Sources: Laeven and Valencia (June 2012), Reinhart and Rogoff (2009), GDP per capita from Total Economy Database, Conference Board.
I have long been a fan of Reinhart & Rogoff‘s work on credit crises, going back to their December 2007 paper on major deleveraging cycles (5 Historical Economic Crises and the U.S.). That very much influenced my thinking not only in advance of the crisis hitting, but in what we should expect afterwards. Writing in advance of the crisis and recovery, R&R turned out to be more correct than anyone else covering the space.
Apparently, one of the downsides of writing THE seminal paper is watching it get bastardized for political purposes. The econ duo finally had enough of it, and published a Harvard PDF and Bloomberg column correcting the misinterpretations:
Five years after the onset of the 2007 subprime financial crisis, U.S. gross domestic product per capita remains below its initial level. Unemployment, though down from its peak, is still about 8 percent. Rather than the V- shaped recovery that is typical of most postwar recessions, this one has exhibited slow and halting growth.
This disappointing performance shouldn’t be surprising. We have presented evidence that recessions associated with systemic banking crises tend to be deep and protracted and that this pattern is evident across both history and countries. Subsequent academic research using different approaches and samples has found similar results.
What makes it particularly interesting is that these two academics decided to name names: They cited “including Kevin Hassett, Glenn Hubbard and John Taylor. Its not a coincidence that they are advisers to presidential challenger, Mitt Romney.
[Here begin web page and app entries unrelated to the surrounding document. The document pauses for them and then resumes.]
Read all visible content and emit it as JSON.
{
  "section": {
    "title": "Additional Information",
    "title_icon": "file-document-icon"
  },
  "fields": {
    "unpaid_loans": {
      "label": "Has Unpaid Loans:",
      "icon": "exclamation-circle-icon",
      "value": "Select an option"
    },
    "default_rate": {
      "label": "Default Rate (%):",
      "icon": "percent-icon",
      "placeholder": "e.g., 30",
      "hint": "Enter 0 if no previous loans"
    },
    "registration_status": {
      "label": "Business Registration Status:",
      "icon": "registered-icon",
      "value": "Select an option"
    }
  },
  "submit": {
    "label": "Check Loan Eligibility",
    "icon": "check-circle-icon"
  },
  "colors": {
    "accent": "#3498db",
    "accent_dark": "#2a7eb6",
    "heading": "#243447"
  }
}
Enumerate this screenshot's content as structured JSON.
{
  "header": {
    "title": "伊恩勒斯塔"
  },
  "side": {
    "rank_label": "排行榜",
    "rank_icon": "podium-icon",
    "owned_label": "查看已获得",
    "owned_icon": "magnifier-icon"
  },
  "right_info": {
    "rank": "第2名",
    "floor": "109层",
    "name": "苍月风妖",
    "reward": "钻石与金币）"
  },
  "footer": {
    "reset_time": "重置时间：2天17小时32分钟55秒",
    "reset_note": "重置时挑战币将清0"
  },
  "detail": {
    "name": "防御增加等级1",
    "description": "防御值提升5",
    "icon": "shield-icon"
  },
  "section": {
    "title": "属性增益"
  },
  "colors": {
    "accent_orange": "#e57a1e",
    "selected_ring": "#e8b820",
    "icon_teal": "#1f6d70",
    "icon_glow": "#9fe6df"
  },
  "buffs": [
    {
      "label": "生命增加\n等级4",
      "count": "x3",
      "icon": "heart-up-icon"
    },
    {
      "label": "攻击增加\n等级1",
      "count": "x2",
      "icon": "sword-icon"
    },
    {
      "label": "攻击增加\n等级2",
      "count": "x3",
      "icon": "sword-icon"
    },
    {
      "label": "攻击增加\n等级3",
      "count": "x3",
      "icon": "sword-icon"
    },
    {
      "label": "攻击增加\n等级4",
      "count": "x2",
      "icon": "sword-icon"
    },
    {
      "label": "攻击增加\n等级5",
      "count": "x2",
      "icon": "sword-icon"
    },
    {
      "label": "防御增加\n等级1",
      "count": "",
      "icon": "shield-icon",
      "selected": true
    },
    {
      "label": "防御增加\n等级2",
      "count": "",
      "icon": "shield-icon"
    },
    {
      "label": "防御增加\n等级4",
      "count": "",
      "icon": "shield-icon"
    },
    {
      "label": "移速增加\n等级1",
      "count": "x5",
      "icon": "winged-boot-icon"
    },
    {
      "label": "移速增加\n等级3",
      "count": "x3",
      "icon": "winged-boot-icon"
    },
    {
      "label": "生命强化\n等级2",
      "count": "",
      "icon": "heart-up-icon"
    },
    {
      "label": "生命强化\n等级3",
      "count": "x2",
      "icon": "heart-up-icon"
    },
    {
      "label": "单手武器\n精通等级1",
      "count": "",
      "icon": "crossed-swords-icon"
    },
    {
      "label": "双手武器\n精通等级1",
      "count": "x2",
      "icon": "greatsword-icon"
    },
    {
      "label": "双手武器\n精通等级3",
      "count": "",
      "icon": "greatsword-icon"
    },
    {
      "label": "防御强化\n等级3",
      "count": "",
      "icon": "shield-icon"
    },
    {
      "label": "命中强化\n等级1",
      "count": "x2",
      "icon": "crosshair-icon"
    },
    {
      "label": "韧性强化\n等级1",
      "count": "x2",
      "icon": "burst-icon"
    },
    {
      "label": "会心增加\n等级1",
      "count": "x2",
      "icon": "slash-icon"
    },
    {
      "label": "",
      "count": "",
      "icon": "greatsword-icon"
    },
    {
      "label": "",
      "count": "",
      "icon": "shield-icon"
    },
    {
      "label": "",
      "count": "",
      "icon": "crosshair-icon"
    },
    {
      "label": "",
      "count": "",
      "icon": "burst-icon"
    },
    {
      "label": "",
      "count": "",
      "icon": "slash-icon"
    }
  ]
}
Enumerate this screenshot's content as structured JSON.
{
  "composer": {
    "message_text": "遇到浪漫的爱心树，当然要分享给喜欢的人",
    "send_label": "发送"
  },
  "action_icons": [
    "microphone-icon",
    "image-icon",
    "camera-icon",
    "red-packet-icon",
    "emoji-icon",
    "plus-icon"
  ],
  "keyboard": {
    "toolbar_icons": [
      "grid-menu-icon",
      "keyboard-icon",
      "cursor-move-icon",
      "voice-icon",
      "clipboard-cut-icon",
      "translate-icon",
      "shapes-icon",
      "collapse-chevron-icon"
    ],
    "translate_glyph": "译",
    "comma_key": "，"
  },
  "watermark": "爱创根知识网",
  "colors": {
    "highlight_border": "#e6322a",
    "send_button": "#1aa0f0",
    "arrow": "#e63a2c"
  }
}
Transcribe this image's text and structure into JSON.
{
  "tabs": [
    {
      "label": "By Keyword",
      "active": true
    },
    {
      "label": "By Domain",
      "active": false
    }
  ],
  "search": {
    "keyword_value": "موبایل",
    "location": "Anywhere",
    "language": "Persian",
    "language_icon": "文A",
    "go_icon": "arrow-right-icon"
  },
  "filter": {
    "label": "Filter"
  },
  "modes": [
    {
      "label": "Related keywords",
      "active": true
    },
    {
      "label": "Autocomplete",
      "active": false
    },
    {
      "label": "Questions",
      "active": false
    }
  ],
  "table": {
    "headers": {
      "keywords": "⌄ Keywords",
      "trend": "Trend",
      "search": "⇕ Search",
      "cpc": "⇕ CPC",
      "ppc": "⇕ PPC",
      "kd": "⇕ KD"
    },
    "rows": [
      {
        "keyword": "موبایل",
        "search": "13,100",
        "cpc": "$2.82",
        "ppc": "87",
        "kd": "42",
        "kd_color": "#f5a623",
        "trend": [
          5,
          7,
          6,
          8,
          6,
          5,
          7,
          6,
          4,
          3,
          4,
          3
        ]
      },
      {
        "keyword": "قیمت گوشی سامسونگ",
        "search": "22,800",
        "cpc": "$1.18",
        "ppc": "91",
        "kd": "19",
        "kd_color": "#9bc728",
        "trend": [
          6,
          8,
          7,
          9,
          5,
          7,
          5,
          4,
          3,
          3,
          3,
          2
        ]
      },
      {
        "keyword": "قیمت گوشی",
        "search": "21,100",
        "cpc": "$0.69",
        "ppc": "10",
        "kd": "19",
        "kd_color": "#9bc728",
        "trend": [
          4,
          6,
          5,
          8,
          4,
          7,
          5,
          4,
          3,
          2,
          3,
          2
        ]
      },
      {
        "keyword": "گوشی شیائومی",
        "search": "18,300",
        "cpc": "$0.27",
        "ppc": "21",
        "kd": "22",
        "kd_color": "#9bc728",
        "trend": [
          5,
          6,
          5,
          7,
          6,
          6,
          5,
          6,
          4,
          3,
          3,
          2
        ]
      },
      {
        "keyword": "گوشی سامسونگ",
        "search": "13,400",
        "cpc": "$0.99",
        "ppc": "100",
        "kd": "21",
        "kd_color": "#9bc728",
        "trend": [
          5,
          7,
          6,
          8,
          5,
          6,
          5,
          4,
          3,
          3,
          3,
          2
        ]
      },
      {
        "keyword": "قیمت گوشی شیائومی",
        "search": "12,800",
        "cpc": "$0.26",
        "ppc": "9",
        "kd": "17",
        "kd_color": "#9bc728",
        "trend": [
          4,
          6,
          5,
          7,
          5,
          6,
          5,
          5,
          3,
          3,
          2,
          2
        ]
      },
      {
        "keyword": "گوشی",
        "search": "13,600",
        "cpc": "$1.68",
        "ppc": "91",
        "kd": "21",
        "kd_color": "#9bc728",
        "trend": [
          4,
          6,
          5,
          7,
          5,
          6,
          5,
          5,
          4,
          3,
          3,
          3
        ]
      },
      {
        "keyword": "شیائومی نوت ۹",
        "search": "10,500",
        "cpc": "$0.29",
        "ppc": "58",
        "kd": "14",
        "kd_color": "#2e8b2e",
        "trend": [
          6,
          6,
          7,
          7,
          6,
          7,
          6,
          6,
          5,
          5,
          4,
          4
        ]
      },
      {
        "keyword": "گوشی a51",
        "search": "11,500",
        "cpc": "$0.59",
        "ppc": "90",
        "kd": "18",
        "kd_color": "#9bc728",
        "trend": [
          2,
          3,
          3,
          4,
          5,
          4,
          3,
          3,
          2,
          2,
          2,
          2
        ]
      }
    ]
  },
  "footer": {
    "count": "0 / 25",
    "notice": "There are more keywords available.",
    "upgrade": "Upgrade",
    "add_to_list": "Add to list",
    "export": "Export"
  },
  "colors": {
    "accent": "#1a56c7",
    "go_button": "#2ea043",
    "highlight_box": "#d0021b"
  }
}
As an outside observer, I cannot tell if Hassett, Hubbard and Taylor are serious in what they write or merely posturing (Hassett, author of Dow 36,000, has proven himself such an enormous money loser, he is quarantined). But Hubbard and Taylor are potential CEA Chair and Fed Chair respectively, and are worthy of paying attention to.
I care much less about the presidential politics than I do the next administration’s policies.If these two gentlemen have a fundamental misunderstanding of the nature of the crisis and recovery — something that Obama’s econ team similarly suffered from — it does not bode well at all.
As the chart above (and at their paper) make clear, systemic crises and their subsequent recoveries are very different than typical balance sheet recessions. R&R named names because they disliked the way their work was being misinterpreted and misused for partisan reasons. I also suspect they are concerned that these errors may be the basis of subsequent policy decisions.
Let’s hope that whoever wins the election in November, shifts towards a reality based economics policy, rather than one based on erroneous interpretations and wishful thinking.
This post was originally published at The Big Picture and is reproduced here with permission.